Trump completely changed the process of immigration and was very different in his views. In many of his rallies for his presidential campaign, he declared to millions of people that all of the people coming in from the southern border were criminals bringing illegal drugs and crime. This influential politician’s bias/racist declarations are obviously going to cause fear and his supporters are inevitably going to be opposed to mexican immigrants coming into america. He wanted to stop basically all immigration at the southern border, didn’t want to help families simply trying to escape dangerous living conditions, wanted to deport as many people as possible no matter how long they’d been in America or what they were doing, and even let children be separated from their families if it meant they wouldn’t be let in. America is a country that has been created to be very prideful and, obviously, independent. When outsiders are rushing in and people feel their jobs are being taken and there is too big of a foreign presence and the president is telling them everyone coming in is dangerous, they feel threatened and attacked as Americans. There was an Irish guy in one of the videos who was opposed to immigration for what seemed like this reason and he basically explained that he was so far removed from his immigrant relatives that he does not consider himself part of a chain of people who came to America to leave where they are from. He considers himself american. This is the case with many Americans. A reason that some descendants of past or present generations of immigrants seem to express opposition to immigration is simply because they don’t consider themselves descendants of immigrants and feel protective of their nationality. (discussion question: as the country gets older and people are more removed from their immigrant relatives, would their ethnicity truly just be american?) Their “americanism” and nationalism feels like it's being put in jeopardy. This causes people, especially politicians who make the decisions, to lose sight of anything other than their own concern and they become very stubborn (which I feel has been a pretty common pattern in American politics). Obama made sure families wouldn't be separated at the border, Trump changed that and allowed for it to happen. In one of the films I watched, one of the kids said, “Perhaps president trump will have mercy on us. I ask that they let us all in because we have all come for the same reason”. Also in one of the films I watched, it showed an interview between someone and a member of the Trump administration, Katie Miller regarding empathy for what the Trump Administration is causing families to go through at the border; "My family and colleagues told me that when I have kids I'll think about the separations differently. But I don't think so… DHS sent me to the border to see the separations for myself -- to try to make me more compassionate -- but it didn't work." "It didn't work? I will never forget what I saw. Seriously. Are you a white nationalist?" I asked, exasperated. "No, but I believe if you come to America you should assimilate. Why do we need to have 'Little Havana'?" To a certain extent, I can understand people’s fear/ feeling of threat as reasoning for being opposed to immigration. But how is it that you can hear a child say such a thing and see the torture families are going through and not want to find a way to let them live here as american citizens?

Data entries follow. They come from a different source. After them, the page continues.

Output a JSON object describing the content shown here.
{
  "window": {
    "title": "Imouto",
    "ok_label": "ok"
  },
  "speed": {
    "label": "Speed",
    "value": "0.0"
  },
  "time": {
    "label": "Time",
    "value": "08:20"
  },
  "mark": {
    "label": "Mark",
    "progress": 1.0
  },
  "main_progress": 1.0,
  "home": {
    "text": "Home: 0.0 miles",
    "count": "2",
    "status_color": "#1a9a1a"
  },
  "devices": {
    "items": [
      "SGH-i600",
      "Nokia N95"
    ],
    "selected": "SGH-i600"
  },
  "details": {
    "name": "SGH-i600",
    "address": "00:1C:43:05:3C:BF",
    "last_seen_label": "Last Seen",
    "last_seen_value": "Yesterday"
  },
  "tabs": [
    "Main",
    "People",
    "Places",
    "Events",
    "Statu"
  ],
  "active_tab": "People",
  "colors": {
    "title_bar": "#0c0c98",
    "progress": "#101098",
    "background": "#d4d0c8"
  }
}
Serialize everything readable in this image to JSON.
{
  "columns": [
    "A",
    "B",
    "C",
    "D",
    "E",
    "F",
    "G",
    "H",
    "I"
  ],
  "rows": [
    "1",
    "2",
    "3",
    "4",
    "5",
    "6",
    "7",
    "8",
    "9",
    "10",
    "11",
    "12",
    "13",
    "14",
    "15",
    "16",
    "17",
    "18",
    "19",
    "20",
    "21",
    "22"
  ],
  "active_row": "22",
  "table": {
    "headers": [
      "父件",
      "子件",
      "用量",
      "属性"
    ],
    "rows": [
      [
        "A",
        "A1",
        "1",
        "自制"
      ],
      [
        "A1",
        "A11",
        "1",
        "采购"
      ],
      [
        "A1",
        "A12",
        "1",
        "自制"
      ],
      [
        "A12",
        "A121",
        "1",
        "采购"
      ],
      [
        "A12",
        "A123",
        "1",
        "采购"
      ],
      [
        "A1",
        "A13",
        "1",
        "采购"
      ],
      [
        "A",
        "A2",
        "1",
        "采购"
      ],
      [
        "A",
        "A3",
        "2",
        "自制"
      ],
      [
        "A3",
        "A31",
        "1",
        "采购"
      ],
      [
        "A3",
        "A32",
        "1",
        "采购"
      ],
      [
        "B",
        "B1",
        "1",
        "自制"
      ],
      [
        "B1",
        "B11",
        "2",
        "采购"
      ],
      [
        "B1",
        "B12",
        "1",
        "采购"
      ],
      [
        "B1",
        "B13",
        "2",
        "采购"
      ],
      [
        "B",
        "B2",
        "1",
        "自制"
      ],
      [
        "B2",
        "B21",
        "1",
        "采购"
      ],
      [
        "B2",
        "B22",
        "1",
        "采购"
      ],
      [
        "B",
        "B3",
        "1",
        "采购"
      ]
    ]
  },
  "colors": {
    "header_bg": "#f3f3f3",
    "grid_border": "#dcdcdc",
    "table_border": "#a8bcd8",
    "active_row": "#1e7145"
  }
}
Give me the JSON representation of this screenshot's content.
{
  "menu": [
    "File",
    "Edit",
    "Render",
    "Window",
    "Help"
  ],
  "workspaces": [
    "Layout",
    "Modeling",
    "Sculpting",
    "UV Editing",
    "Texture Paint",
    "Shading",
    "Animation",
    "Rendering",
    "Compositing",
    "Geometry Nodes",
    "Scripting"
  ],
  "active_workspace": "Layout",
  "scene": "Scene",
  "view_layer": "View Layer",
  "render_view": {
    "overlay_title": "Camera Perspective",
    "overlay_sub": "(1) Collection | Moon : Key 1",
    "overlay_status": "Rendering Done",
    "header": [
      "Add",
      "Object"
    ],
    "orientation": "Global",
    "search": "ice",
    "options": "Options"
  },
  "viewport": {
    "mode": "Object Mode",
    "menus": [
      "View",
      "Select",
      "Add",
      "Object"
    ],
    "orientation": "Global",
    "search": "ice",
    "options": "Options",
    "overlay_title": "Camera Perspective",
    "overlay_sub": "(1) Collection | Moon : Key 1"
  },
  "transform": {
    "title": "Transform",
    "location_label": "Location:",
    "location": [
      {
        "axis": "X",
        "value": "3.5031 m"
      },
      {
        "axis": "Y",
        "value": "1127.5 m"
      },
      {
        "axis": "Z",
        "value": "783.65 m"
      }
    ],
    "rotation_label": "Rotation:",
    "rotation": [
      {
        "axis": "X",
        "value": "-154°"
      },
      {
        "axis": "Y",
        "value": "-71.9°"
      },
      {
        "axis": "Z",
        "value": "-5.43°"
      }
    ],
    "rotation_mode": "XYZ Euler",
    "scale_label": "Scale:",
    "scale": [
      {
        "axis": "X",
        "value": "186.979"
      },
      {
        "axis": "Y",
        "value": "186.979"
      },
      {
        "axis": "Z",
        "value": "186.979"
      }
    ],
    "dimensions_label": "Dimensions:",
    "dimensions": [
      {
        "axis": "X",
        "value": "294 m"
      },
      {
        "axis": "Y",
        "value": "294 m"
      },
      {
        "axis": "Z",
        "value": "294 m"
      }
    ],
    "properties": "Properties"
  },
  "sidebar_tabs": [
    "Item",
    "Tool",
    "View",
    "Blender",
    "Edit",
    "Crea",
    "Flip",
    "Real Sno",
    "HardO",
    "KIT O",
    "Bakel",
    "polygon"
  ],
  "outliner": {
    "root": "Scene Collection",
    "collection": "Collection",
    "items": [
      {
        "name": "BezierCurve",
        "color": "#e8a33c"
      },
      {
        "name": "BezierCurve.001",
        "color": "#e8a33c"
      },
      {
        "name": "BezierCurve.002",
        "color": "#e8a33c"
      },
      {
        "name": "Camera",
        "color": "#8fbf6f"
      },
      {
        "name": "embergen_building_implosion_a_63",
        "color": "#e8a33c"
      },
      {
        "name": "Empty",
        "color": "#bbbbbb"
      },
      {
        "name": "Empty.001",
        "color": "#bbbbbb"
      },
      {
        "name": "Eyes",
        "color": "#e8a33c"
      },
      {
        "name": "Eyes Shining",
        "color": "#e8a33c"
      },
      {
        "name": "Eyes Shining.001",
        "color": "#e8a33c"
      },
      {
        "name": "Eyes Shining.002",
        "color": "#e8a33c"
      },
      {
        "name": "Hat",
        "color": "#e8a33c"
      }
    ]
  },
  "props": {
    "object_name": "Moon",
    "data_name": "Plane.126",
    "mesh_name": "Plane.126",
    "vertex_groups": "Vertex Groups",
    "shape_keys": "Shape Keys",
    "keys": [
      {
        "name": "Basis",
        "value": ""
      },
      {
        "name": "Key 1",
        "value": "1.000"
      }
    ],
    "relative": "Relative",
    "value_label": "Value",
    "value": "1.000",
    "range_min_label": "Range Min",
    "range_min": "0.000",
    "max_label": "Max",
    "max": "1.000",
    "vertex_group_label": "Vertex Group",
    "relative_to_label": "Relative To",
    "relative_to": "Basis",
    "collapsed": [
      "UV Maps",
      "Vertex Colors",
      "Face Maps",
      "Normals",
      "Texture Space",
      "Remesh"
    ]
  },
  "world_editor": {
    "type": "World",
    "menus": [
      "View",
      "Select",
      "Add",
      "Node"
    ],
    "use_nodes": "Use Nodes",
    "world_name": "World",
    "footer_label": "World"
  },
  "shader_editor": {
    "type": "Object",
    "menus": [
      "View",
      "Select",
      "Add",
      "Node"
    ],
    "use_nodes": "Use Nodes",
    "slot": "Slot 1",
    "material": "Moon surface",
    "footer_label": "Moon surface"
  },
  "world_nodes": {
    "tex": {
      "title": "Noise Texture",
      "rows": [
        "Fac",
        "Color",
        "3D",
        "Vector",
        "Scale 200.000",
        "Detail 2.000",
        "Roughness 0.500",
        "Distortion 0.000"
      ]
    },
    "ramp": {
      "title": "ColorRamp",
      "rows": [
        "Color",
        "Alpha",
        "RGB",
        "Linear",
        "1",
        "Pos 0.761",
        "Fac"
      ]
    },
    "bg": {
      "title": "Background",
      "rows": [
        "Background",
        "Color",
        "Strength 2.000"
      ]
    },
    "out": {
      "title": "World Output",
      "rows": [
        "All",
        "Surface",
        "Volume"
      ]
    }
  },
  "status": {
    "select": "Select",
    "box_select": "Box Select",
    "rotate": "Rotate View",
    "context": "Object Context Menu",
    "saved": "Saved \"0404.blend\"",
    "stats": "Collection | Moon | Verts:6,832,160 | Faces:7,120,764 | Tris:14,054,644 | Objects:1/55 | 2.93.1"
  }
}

This country was built on being a land of everyone from all over the world. We are meant to e a mix of people who are here for different reasons. It was supposed to be a utopia and a land of the free that welcomes everyone and gives everyone independence and opportunity. The US literally became a country because people from other countries were trying to escape their living conditions. That’s exactly what families at the southern border are trying to do. So again, why is it that people are more concerned with Mexicans immigrants being in the country than with figuring out a way for the families to safely live here? That would be racism. Fear and threat that comes from underlying bias on Mexican Americans. It all ties together.

posts 16 - 23 of 23